Although 10 % of children and adolescents in Austria suffer from serious mental health problems, their illness-related service utilisation is largely unknown. In a cohort of consecutive admissions to a child and adolescent clinic we prospectively collected data on service use and private costs before hospital admission. In the cohort of 441 patients, most often, services in the health care outpatient setting have been used. Outside health, primarily support in school was sought. Roughly € 32,400 per 100 patients were spent privately, yet spending was unevenly distributed. Service use and private spending increased with social status and were gender specific. The more severe external behaviour symptoms were, the more services were used outside the health care system. Coordinating services across different sectors and guaranteeing equal access independent of the socio-economic background of the children seems crucial. Further research should address factors that predict service use and the cost-effectiveness of services.

 

Background: Although 20 % of children and adolescents in Europe suffer from overt mental health problems, their illness-related service utilisation is often unknown. If at all, existing research has only addressed the health care sector while services requirements in mental health care go far beyond the health care system, including the social, the educational and the criminal justice system.

Aims of Study: This paper aims at describing the service contact patterns of children and adolescents within and outside the health care sector before they are admitted to a child and adolescent mental health hospital. Additionally, we evaluate the private out-of-pocket payments that occur for primary carers.

Method: A cohort of consecutive admissions to a child and adolescent hospital in Austria was prospectively analysed. We collected data on service use and out-of-pocket expenses before hospital admission from primary carers through face-to-face interviews using an adapted version of the European Child and Adolescent Mental Health Service Receipt Inventory (EU-CAMHSRI). Clinical data came from validated questionnaires (CBCL, YSR) and from the anamnestic documentation.

Result: Ninety percent from a cohort of 441 patients had some contact with services or took medication before they were admitted to hospital. Most often, services in the health care outpatient setting were used. Outside of the health care system, support in school, as well as counselling services, were used most frequently, whereas the persons hardly sought support in living or employment. Roughly  32,400 per 100 patients was spent privately, yet these out-of pocket expenses were very unevenly distributed. Service use and out-of-pocket spending increased with social status and were gender-specific. The more severe external behaviour symptoms were, the more non-health care services were used.
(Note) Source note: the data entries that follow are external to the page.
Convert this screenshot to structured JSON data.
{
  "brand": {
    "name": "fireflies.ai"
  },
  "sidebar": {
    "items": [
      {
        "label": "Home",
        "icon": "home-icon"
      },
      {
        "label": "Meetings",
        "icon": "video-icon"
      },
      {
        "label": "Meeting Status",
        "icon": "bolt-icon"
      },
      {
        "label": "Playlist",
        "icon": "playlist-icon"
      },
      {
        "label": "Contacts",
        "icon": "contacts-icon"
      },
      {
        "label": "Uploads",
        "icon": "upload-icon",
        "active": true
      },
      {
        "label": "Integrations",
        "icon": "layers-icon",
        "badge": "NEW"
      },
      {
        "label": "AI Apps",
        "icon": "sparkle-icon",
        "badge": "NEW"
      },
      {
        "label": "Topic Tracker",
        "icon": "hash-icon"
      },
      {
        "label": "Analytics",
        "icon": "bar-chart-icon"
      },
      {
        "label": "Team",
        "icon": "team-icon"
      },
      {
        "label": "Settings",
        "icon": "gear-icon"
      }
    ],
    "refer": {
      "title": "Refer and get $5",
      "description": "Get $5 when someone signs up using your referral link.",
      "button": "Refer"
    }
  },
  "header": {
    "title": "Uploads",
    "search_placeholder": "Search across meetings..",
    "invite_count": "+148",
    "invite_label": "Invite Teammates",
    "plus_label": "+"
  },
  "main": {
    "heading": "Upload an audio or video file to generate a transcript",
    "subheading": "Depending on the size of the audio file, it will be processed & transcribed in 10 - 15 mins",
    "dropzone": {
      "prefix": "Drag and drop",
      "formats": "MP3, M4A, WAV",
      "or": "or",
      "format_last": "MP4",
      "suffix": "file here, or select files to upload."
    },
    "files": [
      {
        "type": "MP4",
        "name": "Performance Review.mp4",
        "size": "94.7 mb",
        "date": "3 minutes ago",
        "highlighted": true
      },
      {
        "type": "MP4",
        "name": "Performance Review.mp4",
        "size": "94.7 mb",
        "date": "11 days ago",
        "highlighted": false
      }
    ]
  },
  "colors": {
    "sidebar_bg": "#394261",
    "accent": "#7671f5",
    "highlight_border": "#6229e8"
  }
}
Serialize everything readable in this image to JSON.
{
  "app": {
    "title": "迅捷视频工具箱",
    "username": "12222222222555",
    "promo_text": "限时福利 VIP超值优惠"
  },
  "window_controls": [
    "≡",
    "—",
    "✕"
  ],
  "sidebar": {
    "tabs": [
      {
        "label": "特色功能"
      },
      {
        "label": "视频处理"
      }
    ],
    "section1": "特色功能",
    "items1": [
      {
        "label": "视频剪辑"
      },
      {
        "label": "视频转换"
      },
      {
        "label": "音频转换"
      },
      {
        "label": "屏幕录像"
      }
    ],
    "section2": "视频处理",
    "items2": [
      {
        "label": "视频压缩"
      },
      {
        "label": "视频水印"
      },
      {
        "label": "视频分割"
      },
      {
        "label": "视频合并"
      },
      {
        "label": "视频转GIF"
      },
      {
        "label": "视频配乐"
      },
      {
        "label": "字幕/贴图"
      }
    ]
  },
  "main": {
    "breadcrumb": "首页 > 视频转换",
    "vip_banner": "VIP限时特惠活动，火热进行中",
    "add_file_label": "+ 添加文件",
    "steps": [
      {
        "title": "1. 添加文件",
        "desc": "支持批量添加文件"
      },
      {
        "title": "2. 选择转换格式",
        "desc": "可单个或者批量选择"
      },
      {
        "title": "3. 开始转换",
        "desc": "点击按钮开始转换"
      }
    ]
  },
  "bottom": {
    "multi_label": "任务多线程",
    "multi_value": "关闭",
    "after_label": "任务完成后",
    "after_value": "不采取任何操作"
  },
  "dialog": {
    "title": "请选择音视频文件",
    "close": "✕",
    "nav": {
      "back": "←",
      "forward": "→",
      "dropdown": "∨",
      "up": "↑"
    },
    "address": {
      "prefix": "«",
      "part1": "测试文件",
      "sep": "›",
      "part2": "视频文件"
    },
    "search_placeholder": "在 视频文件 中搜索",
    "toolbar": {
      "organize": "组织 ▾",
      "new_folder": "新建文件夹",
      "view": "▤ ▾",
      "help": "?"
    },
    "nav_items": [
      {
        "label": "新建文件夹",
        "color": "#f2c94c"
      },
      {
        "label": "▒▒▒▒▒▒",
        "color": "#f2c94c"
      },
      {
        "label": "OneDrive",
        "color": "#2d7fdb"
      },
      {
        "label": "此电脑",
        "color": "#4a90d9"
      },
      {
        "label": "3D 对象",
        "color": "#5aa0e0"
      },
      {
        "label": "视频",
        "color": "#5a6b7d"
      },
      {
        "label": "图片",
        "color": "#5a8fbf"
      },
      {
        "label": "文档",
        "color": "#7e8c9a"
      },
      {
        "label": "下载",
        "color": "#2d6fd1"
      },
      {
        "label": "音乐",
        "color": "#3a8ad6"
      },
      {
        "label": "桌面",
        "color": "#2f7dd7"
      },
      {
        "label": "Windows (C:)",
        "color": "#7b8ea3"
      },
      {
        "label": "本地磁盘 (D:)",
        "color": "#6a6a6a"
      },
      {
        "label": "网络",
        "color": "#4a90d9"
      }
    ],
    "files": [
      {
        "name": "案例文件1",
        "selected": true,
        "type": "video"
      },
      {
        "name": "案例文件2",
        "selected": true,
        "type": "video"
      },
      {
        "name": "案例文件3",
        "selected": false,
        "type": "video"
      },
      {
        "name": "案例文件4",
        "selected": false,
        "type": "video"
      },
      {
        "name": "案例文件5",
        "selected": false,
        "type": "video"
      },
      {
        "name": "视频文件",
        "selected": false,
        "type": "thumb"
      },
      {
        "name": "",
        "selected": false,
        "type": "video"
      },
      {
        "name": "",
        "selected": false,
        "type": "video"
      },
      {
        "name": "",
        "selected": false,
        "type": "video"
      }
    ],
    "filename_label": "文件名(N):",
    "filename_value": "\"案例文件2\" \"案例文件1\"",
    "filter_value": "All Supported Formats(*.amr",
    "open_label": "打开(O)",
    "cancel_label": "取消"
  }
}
Discussion: Mentally ill children and adolescents use a broad range of services across sectors before admission to hospital. Service use is associated with specific symptoms of the disease, yet not with the diagnosis. For some carers, this is linked to considerable financial burden because many of those services are only partly publicly funded or are not part of the health sector. A limitation of the study is the uncertainty of self-reports. Furthermore, we do not know whether the services used were needs-based and effective, and what the utilisation patterns of non-hospitalised children and adolescents are.

Implications for Health Policies: Mental health policy for children and adolescents in Austria needs to focus on how to organise a needs-oriented and coordinated services mix across different sectors that is equally accessible regardless of the patients' socio-economic background.

Implications for Future Research: To support planning, further research on the factors that predict service use and on the cost-effectiveness of services is required.

Received 1 April 2015; accepted 27 April 2016

Copyright 2016 ICMPE